Published: 04:53 PM, Thu Aug 09, 2012
Vaughan: Prep football jamboree turning into dog and pony show
Anyone who knows me knows what a passion I have for high school football.
I don't apologize for it being my favorite sport, and there's no question it's the most popular sport in the Cape Fear region.
We see that every year when football season rolls around and fan interest peaks as we begin discussing who is going to be the team to beat.
That is why I can safely say without fear of a strong argument that when it comes to the subject of football jamborees, they are not a hot topic in this area, and it's time to do away with them.
Thursday night I was at Gray's Creek High School for the revamped Cumberland-Robeson Two Rivers Jamboree, the first of two nights of action. The second night was held Thursday at Purnell Swett High School.
I didn't trust my own opinion as being judge and jury on this subject so I asked some other people, and I found the way I felt wasn't an isolated situation.
Once coach put it perfectly.
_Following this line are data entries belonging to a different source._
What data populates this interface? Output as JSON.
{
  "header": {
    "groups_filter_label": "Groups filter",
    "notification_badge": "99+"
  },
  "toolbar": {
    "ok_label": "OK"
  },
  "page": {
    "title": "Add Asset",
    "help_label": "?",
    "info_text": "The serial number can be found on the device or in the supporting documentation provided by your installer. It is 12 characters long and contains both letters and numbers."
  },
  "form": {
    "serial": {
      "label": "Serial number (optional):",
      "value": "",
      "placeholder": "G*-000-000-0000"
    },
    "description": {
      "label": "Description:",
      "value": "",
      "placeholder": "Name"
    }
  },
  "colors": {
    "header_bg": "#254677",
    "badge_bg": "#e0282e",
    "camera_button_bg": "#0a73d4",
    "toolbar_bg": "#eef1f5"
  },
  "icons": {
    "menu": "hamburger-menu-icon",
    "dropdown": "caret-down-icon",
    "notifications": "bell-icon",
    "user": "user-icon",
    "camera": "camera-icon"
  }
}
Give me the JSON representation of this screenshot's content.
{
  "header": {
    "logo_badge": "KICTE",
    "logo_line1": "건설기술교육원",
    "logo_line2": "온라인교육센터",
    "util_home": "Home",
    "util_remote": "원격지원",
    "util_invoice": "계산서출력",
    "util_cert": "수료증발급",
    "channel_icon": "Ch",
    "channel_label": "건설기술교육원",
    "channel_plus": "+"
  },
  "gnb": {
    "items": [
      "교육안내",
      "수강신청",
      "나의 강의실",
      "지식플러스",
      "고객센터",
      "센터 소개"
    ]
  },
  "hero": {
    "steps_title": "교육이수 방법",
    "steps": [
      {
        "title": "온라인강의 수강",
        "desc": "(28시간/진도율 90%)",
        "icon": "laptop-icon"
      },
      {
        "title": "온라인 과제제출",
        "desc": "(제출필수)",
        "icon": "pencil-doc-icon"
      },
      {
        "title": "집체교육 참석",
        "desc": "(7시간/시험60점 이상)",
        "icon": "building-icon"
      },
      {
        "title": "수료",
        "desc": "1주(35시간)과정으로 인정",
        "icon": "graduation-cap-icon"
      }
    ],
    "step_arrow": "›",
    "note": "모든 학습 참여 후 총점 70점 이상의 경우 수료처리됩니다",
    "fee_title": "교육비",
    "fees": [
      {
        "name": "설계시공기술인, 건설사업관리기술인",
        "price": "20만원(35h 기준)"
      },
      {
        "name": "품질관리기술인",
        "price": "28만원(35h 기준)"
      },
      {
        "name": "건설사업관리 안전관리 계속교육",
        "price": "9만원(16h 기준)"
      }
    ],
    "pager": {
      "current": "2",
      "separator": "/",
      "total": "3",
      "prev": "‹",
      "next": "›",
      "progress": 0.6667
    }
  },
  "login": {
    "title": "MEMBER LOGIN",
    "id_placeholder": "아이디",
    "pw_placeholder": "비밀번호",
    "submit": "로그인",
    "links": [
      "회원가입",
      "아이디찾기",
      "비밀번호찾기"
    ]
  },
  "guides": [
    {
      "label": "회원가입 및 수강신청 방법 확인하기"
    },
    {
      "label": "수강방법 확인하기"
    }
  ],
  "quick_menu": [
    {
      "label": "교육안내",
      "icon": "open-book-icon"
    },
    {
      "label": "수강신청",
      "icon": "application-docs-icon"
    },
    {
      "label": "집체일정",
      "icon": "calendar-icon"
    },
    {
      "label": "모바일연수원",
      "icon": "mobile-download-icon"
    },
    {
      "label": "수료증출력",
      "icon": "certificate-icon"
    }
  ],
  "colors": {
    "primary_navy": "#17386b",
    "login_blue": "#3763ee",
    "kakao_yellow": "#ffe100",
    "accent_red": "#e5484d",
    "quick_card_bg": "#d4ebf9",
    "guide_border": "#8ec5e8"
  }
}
He described the feeling at Gray's Creek Thursday as dog and ponyish.
The coaches and teams just felt the scrimmage was something they had to do to start the season, a duty to perform to kick things off before they could get back to the business of getting ready for the season.
I realize the purpose, at least the original one, behind the scrimmage was the raise money for all the schools.
But the attendance at Gray's Creek last night was pitiful. I don't know if it was because of the weather or lack of interest in the teams that were there or what, but the fans just didn't turn out.
And there was zero atmosphere, no excitement.
There was no cheerleader showcase this year before the jamboree, but from what I was told, when the cheerleading squads were told it wouldn't be held, they didn't even protest. Apparently, they had better things to do.
Part of the problem with the jamboree, in my opinion, is that it's just too big. Even in this year's split form, they still had to start the first scrimmages at 5 p.m. That's because they modified the format because of complaints from the coaches, and allowed the teams an hour and 20 minutes of time on the field.
And that, in itself, is the core of what this problem is all about. Scrimmages are really meant for practice. They are not supposed to be used to show off your team to fans. They are supposed to be used to develop your depth, work on new plays and defensive formations, without fear of adding a loss to your record.
That is why I've never really been a fan of jamborees. I think scrimmages should be left to schools to hold on their home fields. And if they want to bring in jugglers and concessions and hold raffles and let the band play at halftime, more power to them. There's plenty of time for all that because there are just two schools involved, not 20, and they can keep all the money themselves.
There is one more year left in the deal between the Cumberland and Robeson County Schools for this current jamboree proposal. Let's go ahead and honor it, and then let's go back to the way things used to be. Let schools hold scrimmages on their own campuses, and if they want to hold a rock concert or shoot T-shirts in the bleachers at halftime, great.
As long as the teams get in their scrimmage time, that's what really matters.
Scholastic sports editor Earl Vaughan Jr. can be reached at firstname.lastname@example.org or 486-3519.